───── EXCERPTED DATA ─────

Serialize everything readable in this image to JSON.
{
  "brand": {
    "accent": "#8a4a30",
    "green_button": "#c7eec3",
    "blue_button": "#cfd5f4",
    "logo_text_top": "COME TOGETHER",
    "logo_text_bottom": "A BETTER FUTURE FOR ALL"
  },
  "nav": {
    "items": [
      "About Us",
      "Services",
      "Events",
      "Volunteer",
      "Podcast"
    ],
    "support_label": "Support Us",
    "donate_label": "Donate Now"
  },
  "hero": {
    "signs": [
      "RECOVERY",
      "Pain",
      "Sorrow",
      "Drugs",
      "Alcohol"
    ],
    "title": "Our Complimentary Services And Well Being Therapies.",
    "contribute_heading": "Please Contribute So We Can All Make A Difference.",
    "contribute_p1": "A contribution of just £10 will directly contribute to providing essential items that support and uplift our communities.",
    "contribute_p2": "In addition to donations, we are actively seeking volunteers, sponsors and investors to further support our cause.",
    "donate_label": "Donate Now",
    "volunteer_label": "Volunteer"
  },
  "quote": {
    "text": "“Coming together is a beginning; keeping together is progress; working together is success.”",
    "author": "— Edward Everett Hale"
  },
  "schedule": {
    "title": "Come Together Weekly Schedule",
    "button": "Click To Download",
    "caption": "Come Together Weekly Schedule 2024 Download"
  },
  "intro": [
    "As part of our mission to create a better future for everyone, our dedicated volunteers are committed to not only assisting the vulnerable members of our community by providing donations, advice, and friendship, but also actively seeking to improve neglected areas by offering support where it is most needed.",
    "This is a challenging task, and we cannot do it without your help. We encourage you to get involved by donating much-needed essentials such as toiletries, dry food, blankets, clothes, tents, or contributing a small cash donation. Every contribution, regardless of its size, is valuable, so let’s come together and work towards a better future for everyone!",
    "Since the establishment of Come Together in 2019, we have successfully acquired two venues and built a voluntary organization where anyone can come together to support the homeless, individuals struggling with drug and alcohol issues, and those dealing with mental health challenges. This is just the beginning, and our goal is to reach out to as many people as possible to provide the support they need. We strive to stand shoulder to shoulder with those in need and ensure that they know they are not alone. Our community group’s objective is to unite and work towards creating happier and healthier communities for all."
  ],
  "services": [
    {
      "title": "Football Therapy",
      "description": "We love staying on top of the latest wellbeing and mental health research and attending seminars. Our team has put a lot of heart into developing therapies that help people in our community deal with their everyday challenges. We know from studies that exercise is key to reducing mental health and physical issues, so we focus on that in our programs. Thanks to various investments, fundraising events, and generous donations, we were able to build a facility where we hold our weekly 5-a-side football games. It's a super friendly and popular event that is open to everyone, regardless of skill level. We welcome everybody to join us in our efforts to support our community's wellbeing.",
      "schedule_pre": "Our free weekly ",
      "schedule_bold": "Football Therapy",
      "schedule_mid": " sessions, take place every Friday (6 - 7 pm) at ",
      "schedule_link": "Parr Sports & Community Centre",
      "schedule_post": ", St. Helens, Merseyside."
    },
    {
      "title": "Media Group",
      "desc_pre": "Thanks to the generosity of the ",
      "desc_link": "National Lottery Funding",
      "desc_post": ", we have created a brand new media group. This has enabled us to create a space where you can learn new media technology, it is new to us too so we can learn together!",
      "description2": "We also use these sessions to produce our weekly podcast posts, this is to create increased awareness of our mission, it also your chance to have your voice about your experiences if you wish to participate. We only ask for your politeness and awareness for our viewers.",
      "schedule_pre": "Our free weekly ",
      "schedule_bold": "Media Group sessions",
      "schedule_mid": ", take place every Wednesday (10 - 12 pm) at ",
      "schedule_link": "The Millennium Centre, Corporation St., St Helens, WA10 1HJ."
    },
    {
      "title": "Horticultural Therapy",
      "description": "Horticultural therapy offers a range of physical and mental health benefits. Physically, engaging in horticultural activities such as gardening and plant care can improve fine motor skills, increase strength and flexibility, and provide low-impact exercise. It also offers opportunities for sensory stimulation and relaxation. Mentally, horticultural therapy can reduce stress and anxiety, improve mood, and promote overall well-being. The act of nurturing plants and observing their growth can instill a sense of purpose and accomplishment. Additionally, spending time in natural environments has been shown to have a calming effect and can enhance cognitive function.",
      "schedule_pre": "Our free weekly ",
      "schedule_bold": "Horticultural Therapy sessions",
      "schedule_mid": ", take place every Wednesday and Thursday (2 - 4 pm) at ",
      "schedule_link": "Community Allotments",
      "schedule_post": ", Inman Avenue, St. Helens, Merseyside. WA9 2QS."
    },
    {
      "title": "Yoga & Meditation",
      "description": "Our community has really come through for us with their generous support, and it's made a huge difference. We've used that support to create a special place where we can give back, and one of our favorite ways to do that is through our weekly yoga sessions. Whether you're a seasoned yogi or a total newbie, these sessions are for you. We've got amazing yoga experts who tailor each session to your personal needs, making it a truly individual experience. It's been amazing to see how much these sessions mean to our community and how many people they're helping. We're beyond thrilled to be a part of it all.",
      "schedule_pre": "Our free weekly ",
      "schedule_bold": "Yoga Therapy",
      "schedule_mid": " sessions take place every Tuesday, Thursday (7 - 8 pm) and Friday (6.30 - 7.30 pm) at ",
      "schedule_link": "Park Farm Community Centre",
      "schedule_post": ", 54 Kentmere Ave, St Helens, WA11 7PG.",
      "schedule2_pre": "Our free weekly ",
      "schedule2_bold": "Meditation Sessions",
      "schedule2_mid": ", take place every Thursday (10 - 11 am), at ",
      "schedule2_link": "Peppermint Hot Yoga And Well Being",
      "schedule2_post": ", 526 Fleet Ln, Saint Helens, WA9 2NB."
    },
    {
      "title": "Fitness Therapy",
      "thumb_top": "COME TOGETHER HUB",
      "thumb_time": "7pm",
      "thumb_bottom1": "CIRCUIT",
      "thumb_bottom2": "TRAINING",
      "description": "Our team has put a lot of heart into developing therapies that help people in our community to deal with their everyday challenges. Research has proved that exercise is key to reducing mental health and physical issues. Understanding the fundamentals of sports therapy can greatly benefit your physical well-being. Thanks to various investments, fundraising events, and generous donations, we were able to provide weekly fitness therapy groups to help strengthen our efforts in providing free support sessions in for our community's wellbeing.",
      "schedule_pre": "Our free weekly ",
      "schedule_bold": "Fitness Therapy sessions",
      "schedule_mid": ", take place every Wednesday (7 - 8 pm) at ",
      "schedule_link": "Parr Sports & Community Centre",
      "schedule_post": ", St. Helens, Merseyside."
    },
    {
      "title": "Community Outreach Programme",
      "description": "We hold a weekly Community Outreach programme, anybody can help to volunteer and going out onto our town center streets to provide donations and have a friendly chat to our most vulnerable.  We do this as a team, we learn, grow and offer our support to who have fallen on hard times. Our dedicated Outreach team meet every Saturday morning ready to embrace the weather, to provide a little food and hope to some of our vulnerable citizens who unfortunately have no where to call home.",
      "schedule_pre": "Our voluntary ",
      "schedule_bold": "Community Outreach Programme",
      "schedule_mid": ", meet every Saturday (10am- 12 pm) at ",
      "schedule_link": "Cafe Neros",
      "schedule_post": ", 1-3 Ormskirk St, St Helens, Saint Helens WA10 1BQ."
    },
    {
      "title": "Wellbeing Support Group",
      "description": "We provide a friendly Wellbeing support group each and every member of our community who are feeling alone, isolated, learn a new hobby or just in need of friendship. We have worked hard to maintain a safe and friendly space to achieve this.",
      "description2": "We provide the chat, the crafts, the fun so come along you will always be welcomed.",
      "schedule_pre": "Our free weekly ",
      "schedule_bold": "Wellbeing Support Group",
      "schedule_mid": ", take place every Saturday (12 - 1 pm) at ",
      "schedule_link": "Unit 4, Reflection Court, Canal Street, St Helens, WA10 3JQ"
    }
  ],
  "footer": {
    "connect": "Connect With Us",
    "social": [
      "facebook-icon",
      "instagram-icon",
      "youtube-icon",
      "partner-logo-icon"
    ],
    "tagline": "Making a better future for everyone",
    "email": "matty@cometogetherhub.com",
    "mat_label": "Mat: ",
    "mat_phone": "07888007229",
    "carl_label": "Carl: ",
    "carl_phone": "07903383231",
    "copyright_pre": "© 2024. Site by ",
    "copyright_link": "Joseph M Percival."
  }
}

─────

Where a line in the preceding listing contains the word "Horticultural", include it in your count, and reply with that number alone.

## ANSWER TO THE EXERCISE
3